Wednesday, February 9, 2011

Australia's 2010 Emissions Projection Released

The Department of Climate Change and Energy Efficiency has released projections of Australian GHG emissions till 2020-30. They project that emissions will increase by 1.8% p.a. from 2010 to 2020. This is much faster growth than from 1990 to 2010. The reason is that reductions in land-clearing offset strong growth in other emissions in the latter period. And now there isn't much ability to reduce land-clearing further in the upcoming period.

The underlying assumption is that GDP will grow at 3.0% p.a. over the 2010-20 period, which implies that emissions intensity will decline at 1.2% p.a. In the 1971-2007 period I examined in my Environmental Economics Research Hub project, energy intensity declined by 1.0% p.a. in Australia. So this number does look plausible as a BAU figure.

Sunday, February 6, 2011

ARC Decision Process

This looks to be good advice about how the ARC (Australian Research Council) decision process works. It's a couple of years old but I don't think there have been major changes in this time frame.

Thursday, February 3, 2011

CCEP Working Papers in January 2011

We had a fairly disappointing number of abstract views/downloads this month. But we didn't put up any new papers and it is the middle of the summer here in Australia.

Wednesday, February 2, 2011

Researcher ID to be More Integrated into Web of Knowledge

Researcher ID allows researchers to "claim" their articles on the Web of Knowledge. Though you can view a researcher's profile if you know their ID number or they provide you with a link, this feature hasn't been integrated with the citation index.

Thomson-Reuters plan to change this. The integration is pretty superficial at this stage. Only when you go to an article's full details will you see links to the Researcher IDs of authors. And to search for an author's publications you'll need to know there Researcher ID. It would make a lot more sense to be able to enter "stern d" and get back a list of Researcher IDs with that name or when authors claim an article for the Researcher ID to be hyperlinked to their name on all methods of displaying the article as RePEc does.

Tuesday, February 1, 2011

ERA Report Released

The ARC (Australian Research Council) has released the ERA report (Excellence in Research for Australia). I've blogged before about this process. The Australian newspaper provides a graphic of the ranking of universities:

ANU comes top and Melbourne second which isn't a surprise. UQ is third though which is higher than many may have expected. Melbourne is top ranked in economics though. That isn't what RePEc says. Melbourne got a 5 for economics which means "well above the world average" while ANU got a 4 "above world average". Economics in Australia as a whole got 2.2 which is "below world average". Here is the full ranking for economics:

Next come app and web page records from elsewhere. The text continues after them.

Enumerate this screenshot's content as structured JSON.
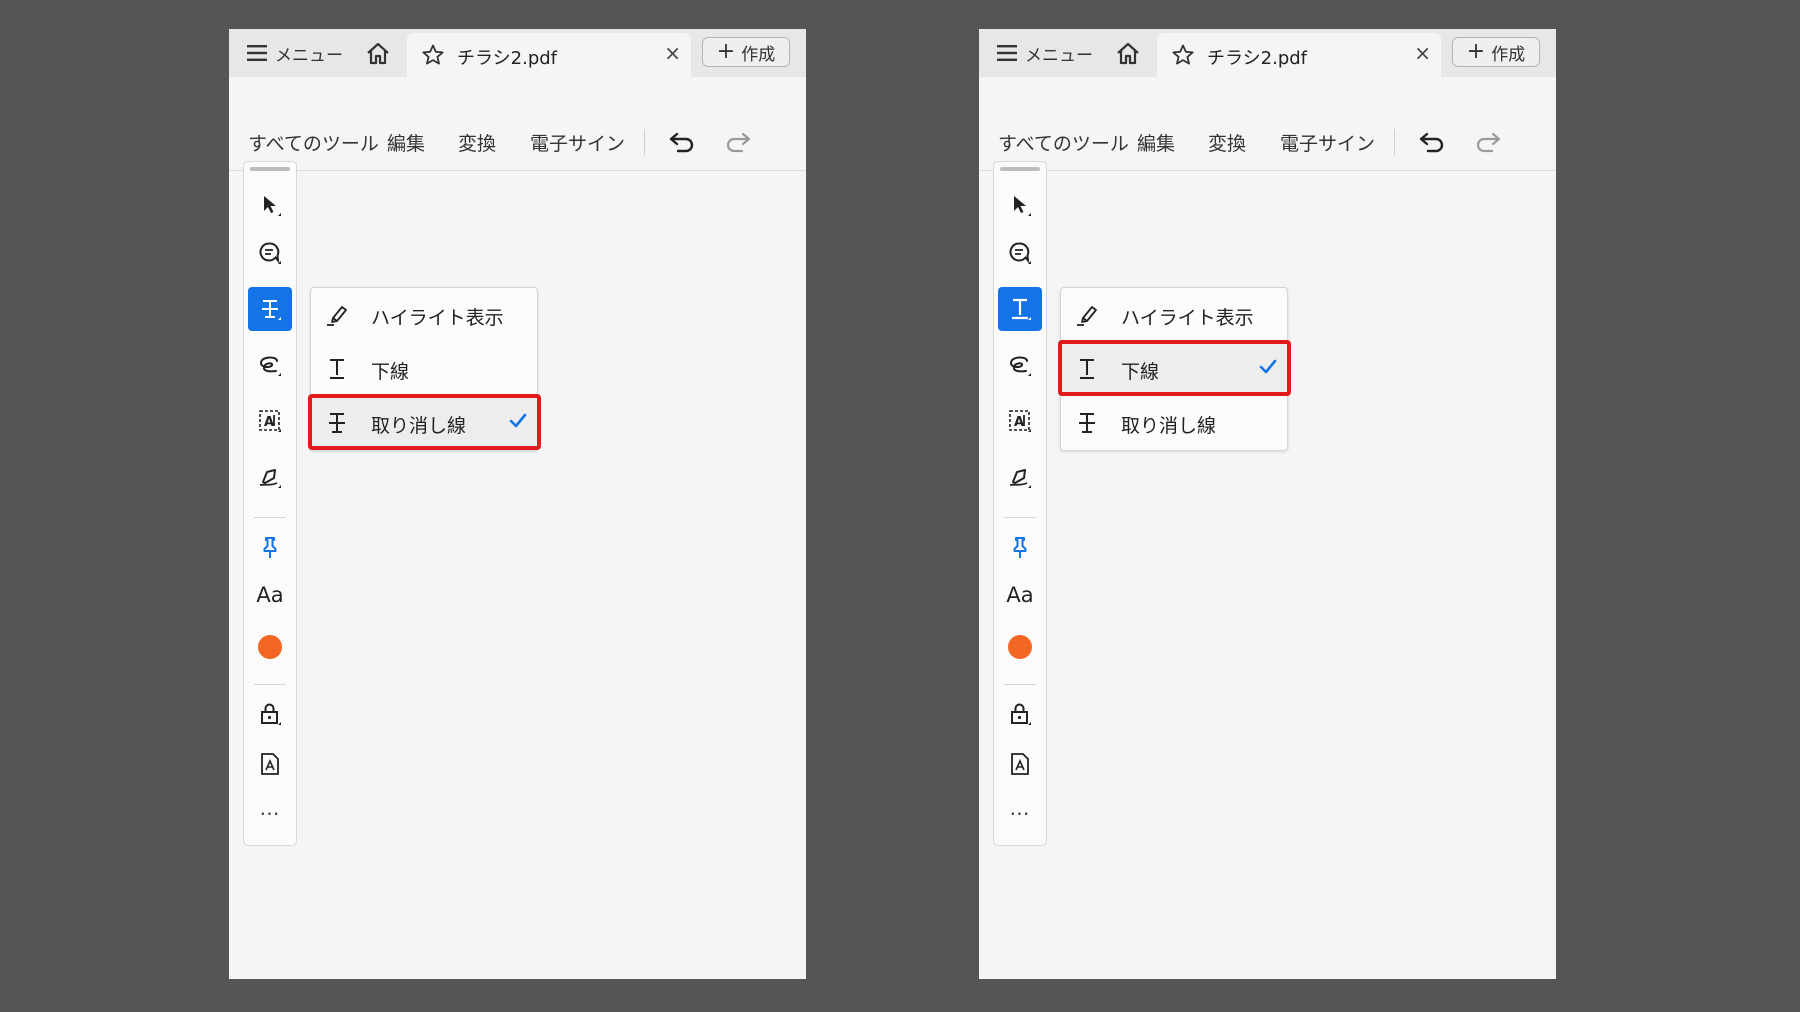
{
  "panels": [
    {
      "menu_label": "メニュー",
      "tab_title": "チラシ2.pdf",
      "tab_close": "×",
      "create_label": "作成",
      "toolbar": {
        "all_tools": "すべてのツール",
        "edit": "編集",
        "convert": "変換",
        "esign": "電子サイン"
      },
      "rail": {
        "text_style_label": "Aa",
        "more_label": "…",
        "color_dot": "#f26522",
        "active_tool_icon": "strikethrough-icon"
      },
      "flyout": {
        "items": [
          {
            "label": "ハイライト表示",
            "icon": "highlighter-icon",
            "checked": false
          },
          {
            "label": "下線",
            "icon": "underline-icon",
            "checked": false
          },
          {
            "label": "取り消し線",
            "icon": "strikethrough-icon",
            "checked": true
          }
        ]
      }
    },
    {
      "menu_label": "メニュー",
      "tab_title": "チラシ2.pdf",
      "tab_close": "×",
      "create_label": "作成",
      "toolbar": {
        "all_tools": "すべてのツール",
        "edit": "編集",
        "convert": "変換",
        "esign": "電子サイン"
      },
      "rail": {
        "text_style_label": "Aa",
        "more_label": "…",
        "color_dot": "#f26522",
        "active_tool_icon": "underline-icon"
      },
      "flyout": {
        "items": [
          {
            "label": "ハイライト表示",
            "icon": "highlighter-icon",
            "checked": false
          },
          {
            "label": "下線",
            "icon": "underline-icon",
            "checked": true
          },
          {
            "label": "取り消し線",
            "icon": "strikethrough-icon",
            "checked": false
          }
        ]
      }
    }
  ],
  "colors": {
    "accent": "#1473e6",
    "highlight_box": "#e11b1b",
    "background": "#555555",
    "pin": "#1473e6"
  }
}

The biggest surprise for me here is the low ranking of Wollongong and to some degree Curtin.